WHAT TO DO >> Word for word, set down the entries that follow.

MATERIAL FOR THIS EXERCISE START

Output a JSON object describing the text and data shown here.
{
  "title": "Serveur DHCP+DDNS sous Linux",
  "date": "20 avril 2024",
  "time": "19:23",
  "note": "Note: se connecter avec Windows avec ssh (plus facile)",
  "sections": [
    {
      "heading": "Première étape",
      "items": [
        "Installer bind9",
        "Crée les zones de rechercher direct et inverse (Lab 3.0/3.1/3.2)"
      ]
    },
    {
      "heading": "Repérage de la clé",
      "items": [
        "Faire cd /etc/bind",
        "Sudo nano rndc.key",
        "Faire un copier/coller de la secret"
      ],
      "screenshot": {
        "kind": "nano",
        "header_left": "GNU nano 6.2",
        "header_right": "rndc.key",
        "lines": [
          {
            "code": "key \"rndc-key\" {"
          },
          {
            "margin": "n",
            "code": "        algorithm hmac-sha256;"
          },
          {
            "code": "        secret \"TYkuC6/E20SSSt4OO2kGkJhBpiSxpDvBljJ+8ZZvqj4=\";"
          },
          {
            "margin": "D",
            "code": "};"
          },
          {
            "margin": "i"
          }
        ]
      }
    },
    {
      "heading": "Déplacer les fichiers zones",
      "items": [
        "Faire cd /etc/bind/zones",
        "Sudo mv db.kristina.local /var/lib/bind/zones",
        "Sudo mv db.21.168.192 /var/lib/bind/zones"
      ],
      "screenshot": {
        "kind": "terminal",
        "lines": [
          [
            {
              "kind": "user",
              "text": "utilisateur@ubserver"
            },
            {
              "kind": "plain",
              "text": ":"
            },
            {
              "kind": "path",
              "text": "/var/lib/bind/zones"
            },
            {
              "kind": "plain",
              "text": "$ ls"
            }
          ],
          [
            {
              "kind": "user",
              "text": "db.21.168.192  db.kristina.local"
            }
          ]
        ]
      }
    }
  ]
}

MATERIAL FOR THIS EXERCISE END

TASK RESPONSE >>
Output a JSON object describing the text and data shown here.
{
  "title": "Serveur DHCP+DDNS sous Linux",
  "date": "20 avril 2024",
  "time": "19:23",
  "note": "Note: se connecter avec Windows avec ssh (plus facile)",
  "sections": [
    {
      "heading": "Première étape",
      "items": [
        "Installer bind9",
        "Crée les zones de rechercher direct et inverse (Lab 3.0/3.1/3.2)"
      ]
    },
    {
      "heading": "Repérage de la clé",
      "items": [
        "Faire cd /etc/bind",
        "Sudo nano rndc.key",
        "Faire un copier/coller de la secret"
      ],
      "screenshot": {
        "kind": "nano",
        "header_left": "GNU nano 6.2",
        "header_right": "rndc.key",
        "lines": [
          {
            "code": "key \"rndc-key\" {"
          },
          {
            "margin": "n",
            "code": "        algorithm hmac-sha256;"
          },
          {
            "code": "        secret \"TYkuC6/E20SSSt4OO2kGkJhBpiSxpDvBljJ+8ZZvqj4=\";"
          },
          {
            "margin": "D",
            "code": "};"
          },
          {
            "margin": "i"
          }
        ]
      }
    },
    {
      "heading": "Déplacer les fichiers zones",
      "items": [
        "Faire cd /etc/bind/zones",
        "Sudo mv db.kristina.local /var/lib/bind/zones",
        "Sudo mv db.21.168.192 /var/lib/bind/zones"
      ],
      "screenshot": {
        "kind": "terminal",
        "lines": [
          [
            {
              "kind": "user",
              "text": "utilisateur@ubserver"
            },
            {
              "kind": "plain",
              "text": ":"
            },
            {
              "kind": "path",
              "text": "/var/lib/bind/zones"
            },
            {
              "kind": "plain",
              "text": "$ ls"
            }
          ],
          [
            {
              "kind": "user",
              "text": "db.21.168.192  db.kristina.local"
            }
          ]
        ]
      }
    }
  ]
}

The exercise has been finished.